“Pass Over,” though, is the first true test of how compelling is the urge to come back into a big Broadway theater; “Springsteen on Broadway” has Bruce Springsteen after all, a star for whom fans will walk through fire, much less strap a piece of synthetic material across their mouths and noses. Nwandu’s play has no such brand-name power source to juice up the box office.
What it does offer is juicy nevertheless: a grand platform, savvily orchestrated by director Danya Taymor, for the protean talents of Hill and Smallwood as Moses and Kitch, a couple of guys who hang out seemingly endlessly on a violent city block. Nwandu’s models are Vladimir and Estragon of Samuel Beckett’s “Godot,” characters stranded, but ever hopeful, in a grim void. Beckett’s solitary landmark, a barren tree, is replaced here on Wilson Chin’s stark set by a single lamppost, under which Moses spins dreams of a “promised land” for Smallwood’s emotionally dependent Kitch.
Their banter, laced with profanity and musical references, occupies much of the first 30 minutes of “Pass Over,” establishing (with all too transparent nods to the Old Testament) the landscape on which Moses plots their exodus. This is an authoritarian precinct ruled by racist cops. It’s left to Ebert’s clownishly clueless White dude, Mister, who wanders onto their block toting a Little Red Riding Hood basket of gourmet goodies, to define just how detached is the White world from Moses and Kitch’s claustrophobic existence.
As in “Godot,” there is hardly any plot in “Pass Over”; the title itself is a biblical double entendre. The play instead comes across as the embodiment of an escalating frustration over how to make Black lives matter. In Timberland boots and secondhand Nikes, Moses and Kitch occupy themselves through the perpetual night imagining the things they’d own in their promised land. In the here and now, the only riches they have are each other, and language. When Ebert’s Mister painfully inquires about their use of a certain racial epithet — and why if he isn’t allowed to say it, they can? — Moses replies, poignantly:
“Because . . . it’s not yours. You feel me? Good or bad, it’s not yours.”
The magnetic Hill and Smallwood infuse Moses and Kitch with exuberant physicality; though they create distinct characters, the ineffable, mutual dependence they conjure is their chief accomplishment. Ebert applies a freewheeling buffoonery to Mister and, later, an opposite dimension of cruel menace to his other role, a policeman who under stress will undergo a dramatic conversion.

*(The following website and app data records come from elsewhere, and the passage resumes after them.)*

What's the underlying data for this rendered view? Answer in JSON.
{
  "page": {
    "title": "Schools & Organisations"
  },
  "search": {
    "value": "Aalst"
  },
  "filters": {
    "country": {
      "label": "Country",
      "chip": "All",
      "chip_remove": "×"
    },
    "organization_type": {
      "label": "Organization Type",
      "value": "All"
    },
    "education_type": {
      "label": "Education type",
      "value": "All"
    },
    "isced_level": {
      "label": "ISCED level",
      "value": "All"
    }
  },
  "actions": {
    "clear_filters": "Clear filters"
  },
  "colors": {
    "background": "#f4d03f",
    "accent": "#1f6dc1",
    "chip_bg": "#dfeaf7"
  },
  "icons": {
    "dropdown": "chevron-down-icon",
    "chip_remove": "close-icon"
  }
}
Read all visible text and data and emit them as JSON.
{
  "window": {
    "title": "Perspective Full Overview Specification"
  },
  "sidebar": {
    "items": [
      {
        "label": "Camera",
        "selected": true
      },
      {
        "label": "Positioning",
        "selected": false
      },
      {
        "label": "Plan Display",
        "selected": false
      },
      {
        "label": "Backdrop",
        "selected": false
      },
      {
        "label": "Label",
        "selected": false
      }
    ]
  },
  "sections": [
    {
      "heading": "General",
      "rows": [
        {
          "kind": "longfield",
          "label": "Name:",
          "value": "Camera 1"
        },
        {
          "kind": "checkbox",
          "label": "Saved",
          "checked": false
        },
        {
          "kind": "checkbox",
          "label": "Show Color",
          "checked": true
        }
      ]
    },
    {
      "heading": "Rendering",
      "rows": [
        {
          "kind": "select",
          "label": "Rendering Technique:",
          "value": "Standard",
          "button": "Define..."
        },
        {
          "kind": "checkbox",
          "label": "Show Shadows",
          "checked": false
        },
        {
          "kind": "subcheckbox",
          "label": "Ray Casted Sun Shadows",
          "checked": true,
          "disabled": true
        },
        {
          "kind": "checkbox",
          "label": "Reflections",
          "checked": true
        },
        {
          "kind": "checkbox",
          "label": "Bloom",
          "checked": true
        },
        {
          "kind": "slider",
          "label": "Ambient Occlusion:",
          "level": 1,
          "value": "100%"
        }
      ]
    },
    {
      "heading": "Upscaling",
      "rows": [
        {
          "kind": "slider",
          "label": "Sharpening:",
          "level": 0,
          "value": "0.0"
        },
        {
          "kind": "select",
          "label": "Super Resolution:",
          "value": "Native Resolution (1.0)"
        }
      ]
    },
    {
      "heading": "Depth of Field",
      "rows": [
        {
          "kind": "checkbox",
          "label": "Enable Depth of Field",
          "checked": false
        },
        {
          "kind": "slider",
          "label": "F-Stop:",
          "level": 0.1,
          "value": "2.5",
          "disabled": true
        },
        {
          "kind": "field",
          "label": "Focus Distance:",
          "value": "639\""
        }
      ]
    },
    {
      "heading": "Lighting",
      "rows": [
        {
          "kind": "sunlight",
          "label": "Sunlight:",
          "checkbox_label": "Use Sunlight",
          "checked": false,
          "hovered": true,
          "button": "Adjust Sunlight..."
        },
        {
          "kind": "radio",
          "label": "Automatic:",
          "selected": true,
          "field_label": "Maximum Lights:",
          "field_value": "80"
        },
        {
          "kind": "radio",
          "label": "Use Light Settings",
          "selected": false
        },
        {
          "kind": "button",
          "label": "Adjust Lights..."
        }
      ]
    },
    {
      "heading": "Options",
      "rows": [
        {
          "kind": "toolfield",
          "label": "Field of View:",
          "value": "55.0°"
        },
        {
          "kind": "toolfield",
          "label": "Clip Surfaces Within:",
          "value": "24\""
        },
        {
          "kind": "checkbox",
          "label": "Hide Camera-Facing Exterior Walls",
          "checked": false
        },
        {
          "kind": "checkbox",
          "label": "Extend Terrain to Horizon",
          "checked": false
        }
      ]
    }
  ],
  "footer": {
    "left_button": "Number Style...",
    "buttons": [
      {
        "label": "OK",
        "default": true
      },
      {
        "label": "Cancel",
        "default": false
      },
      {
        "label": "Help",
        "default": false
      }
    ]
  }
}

“Pass Over” has itself experienced a conversion since its original production in Chicago in 2017, which was later filmed by Spike Lee, and also was produced off-Broadway, by Lincoln Center Theater. Nwandu has rewritten the ending, which will not be recounted here, except to say it sends an audience home to reflect on possibility rather than bleak inevitability. The playwright has said her mother told her the original conclusion was too dispiriting. Which in the case of this successful Broadway evening goes to show: It pays to listen to your mom.
Pass Over, by Antoinette Chinonye Nwandu. Directed by Danya Taymor. Costumes, Sarafina Bush; lighting, Marcus Doshi; sound, Justin Ellington. About 95 minutes. Tickets: $39-$149. Through Oct. 10 at August Wilson Theatre, 245 W. 52nd St., New York. passoverbroadway.com. Note: Proof of vaccination and masks are required.